══ Data shown

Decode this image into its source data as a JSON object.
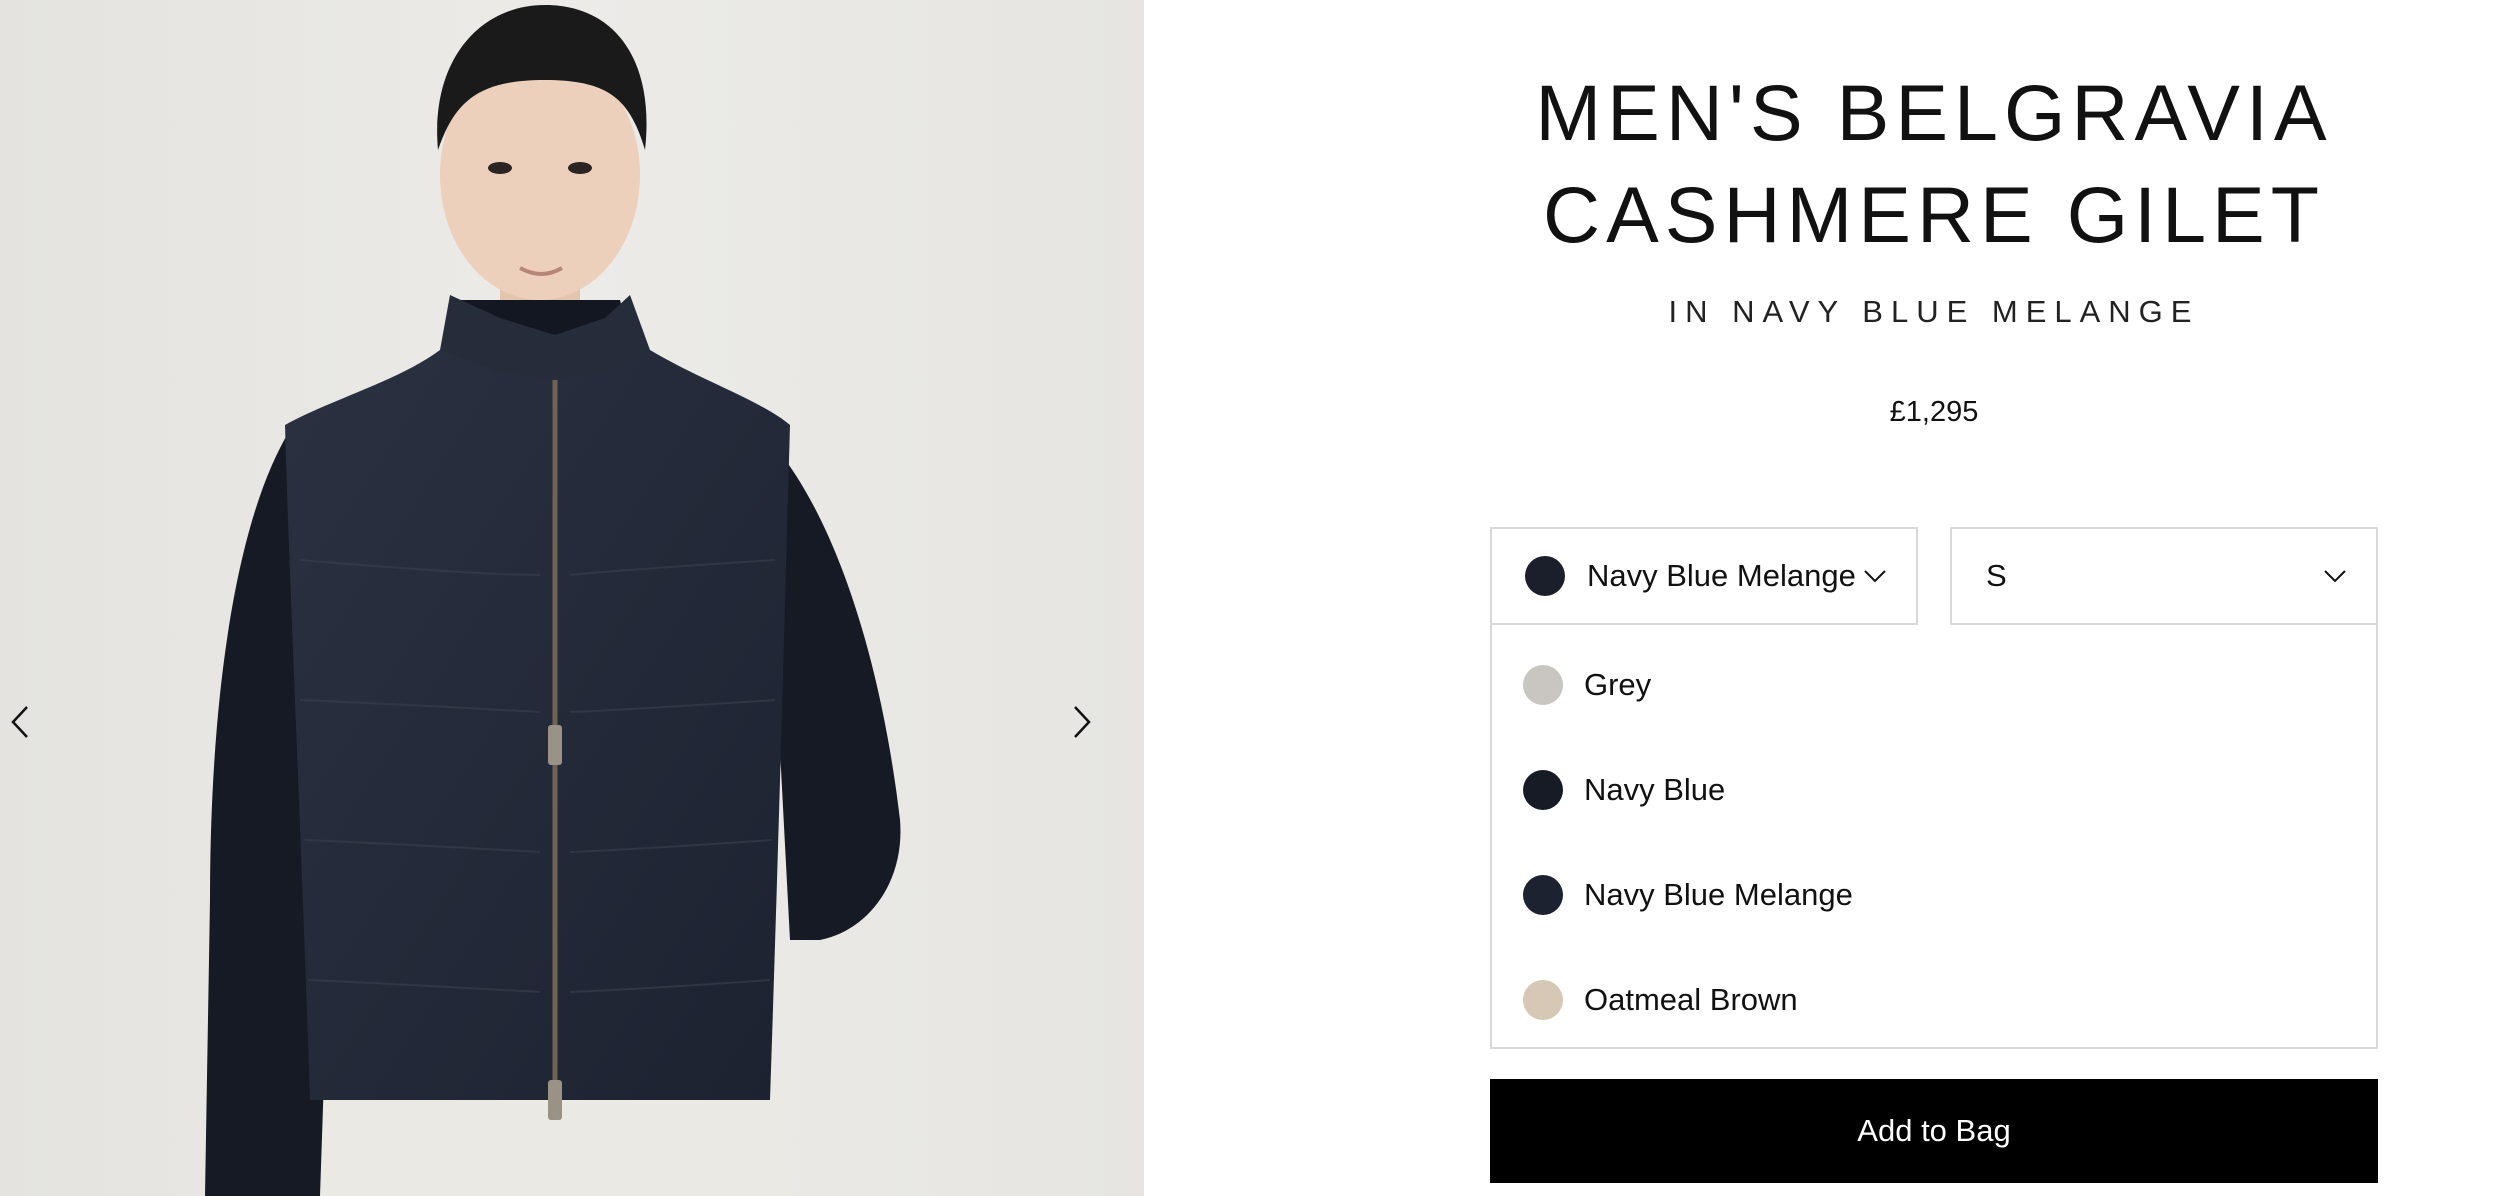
{
  "product": {
    "title": "MEN'S BELGRAVIA CASHMERE GILET",
    "subtitle": "IN NAVY BLUE MELANGE",
    "price": "£1,295"
  },
  "gallery": {
    "prev_icon": "chevron-left-icon",
    "next_icon": "chevron-right-icon"
  },
  "color_select": {
    "selected": "Navy Blue Melange",
    "selected_swatch": "#1a1f2b",
    "icon": "chevron-down-icon"
  },
  "size_select": {
    "selected": "S",
    "icon": "chevron-down-icon"
  },
  "color_options": [
    {
      "label": "Grey",
      "swatch": "#c9c6c2"
    },
    {
      "label": "Navy Blue",
      "swatch": "#161b26"
    },
    {
      "label": "Navy Blue Melange",
      "swatch": "#1d2230"
    },
    {
      "label": "Oatmeal Brown",
      "swatch": "#d6c8b5"
    }
  ],
  "cta": {
    "add_to_bag": "Add to Bag",
    "background": "#000000"
  }
}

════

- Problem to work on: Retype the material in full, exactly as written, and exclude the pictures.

- Task answer:
Decode this image into its source data as a JSON object.
{
  "product": {
    "title": "MEN'S BELGRAVIA CASHMERE GILET",
    "subtitle": "IN NAVY BLUE MELANGE",
    "price": "£1,295"
  },
  "gallery": {
    "prev_icon": "chevron-left-icon",
    "next_icon": "chevron-right-icon"
  },
  "color_select": {
    "selected": "Navy Blue Melange",
    "selected_swatch": "#1a1f2b",
    "icon": "chevron-down-icon"
  },
  "size_select": {
    "selected": "S",
    "icon": "chevron-down-icon"
  },
  "color_options": [
    {
      "label": "Grey",
      "swatch": "#c9c6c2"
    },
    {
      "label": "Navy Blue",
      "swatch": "#161b26"
    },
    {
      "label": "Navy Blue Melange",
      "swatch": "#1d2230"
    },
    {
      "label": "Oatmeal Brown",
      "swatch": "#d6c8b5"
    }
  ],
  "cta": {
    "add_to_bag": "Add to Bag",
    "background": "#000000"
  }
}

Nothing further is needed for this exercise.